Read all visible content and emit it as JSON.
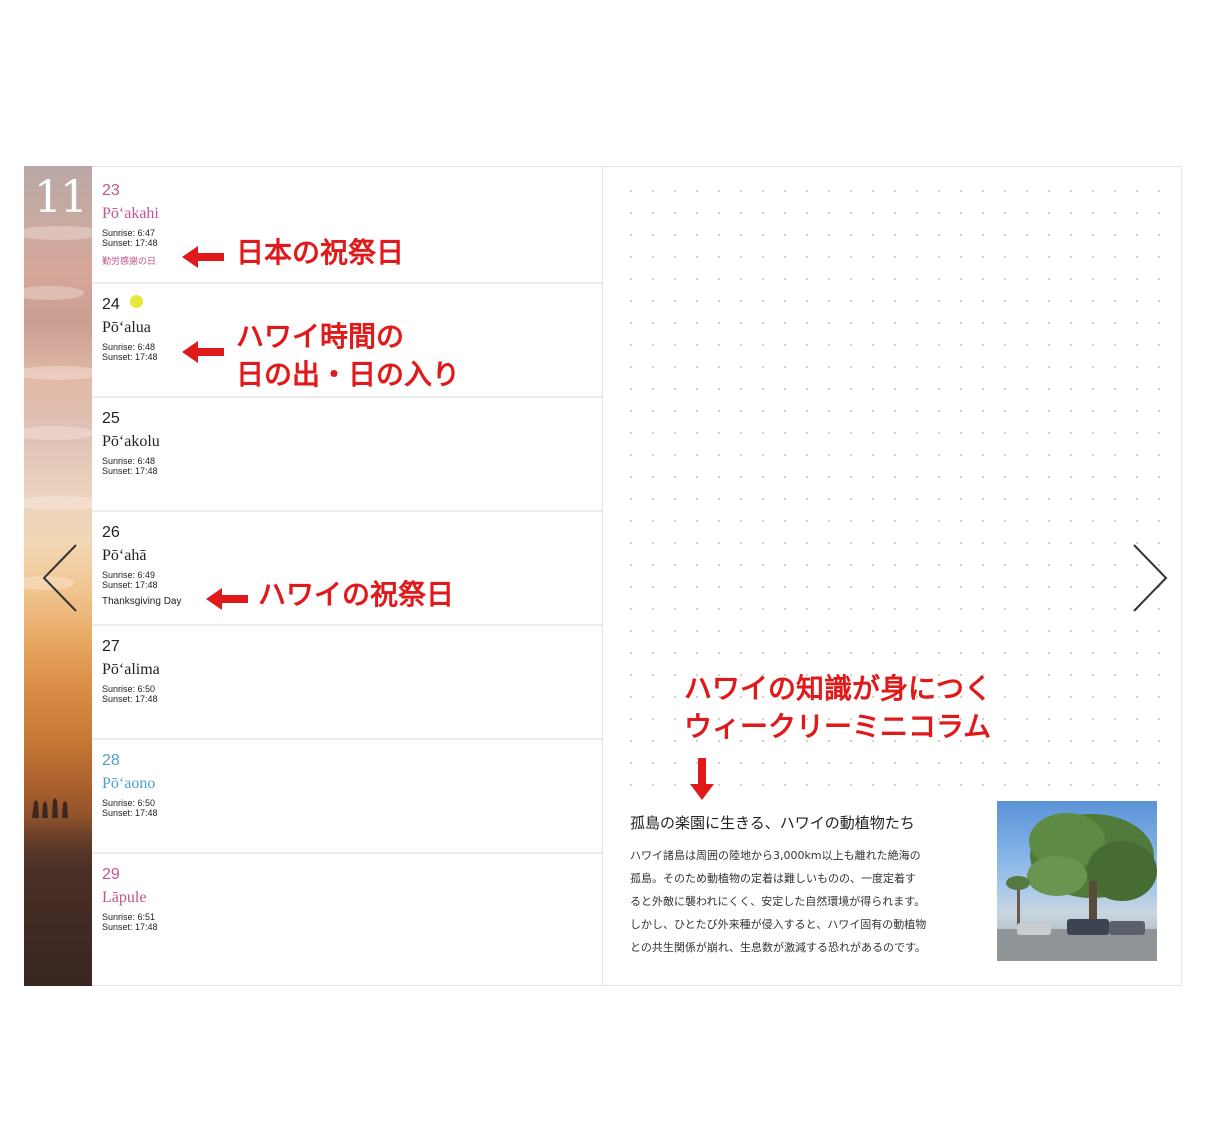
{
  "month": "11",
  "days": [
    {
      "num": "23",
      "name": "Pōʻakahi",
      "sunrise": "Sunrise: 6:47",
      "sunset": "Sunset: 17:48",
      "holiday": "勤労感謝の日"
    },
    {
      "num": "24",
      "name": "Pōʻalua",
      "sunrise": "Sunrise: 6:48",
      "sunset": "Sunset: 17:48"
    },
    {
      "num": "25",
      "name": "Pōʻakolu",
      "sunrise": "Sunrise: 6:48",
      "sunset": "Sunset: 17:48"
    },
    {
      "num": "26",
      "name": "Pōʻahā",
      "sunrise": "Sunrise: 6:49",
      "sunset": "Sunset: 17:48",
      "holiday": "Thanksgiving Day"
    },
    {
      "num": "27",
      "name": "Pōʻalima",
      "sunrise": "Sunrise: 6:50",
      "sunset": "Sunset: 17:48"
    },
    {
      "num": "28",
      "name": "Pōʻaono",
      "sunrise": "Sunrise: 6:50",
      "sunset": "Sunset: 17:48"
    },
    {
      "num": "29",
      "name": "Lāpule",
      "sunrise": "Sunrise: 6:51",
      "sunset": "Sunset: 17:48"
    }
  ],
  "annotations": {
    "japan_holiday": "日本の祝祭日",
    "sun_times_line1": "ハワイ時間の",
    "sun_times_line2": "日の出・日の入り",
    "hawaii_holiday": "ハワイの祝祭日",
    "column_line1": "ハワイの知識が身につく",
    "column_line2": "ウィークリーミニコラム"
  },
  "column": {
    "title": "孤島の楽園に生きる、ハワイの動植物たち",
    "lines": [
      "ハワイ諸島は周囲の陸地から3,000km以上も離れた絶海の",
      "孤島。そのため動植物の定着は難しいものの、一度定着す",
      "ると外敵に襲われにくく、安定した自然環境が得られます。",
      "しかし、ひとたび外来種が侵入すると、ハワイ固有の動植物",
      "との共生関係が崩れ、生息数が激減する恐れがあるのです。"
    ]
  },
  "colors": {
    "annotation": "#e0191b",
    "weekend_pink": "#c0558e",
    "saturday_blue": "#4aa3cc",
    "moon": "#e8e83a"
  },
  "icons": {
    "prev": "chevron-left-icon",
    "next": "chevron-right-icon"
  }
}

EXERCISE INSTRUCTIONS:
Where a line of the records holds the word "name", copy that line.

SOLUTION FOR THIS TASK:
      "name": "Pōʻakahi",
      "name": "Pōʻalua",
      "name": "Pōʻakolu",
      "name": "Pōʻahā",
      "name": "Pōʻalima",
      "name": "Pōʻaono",
      "name": "Lāpule",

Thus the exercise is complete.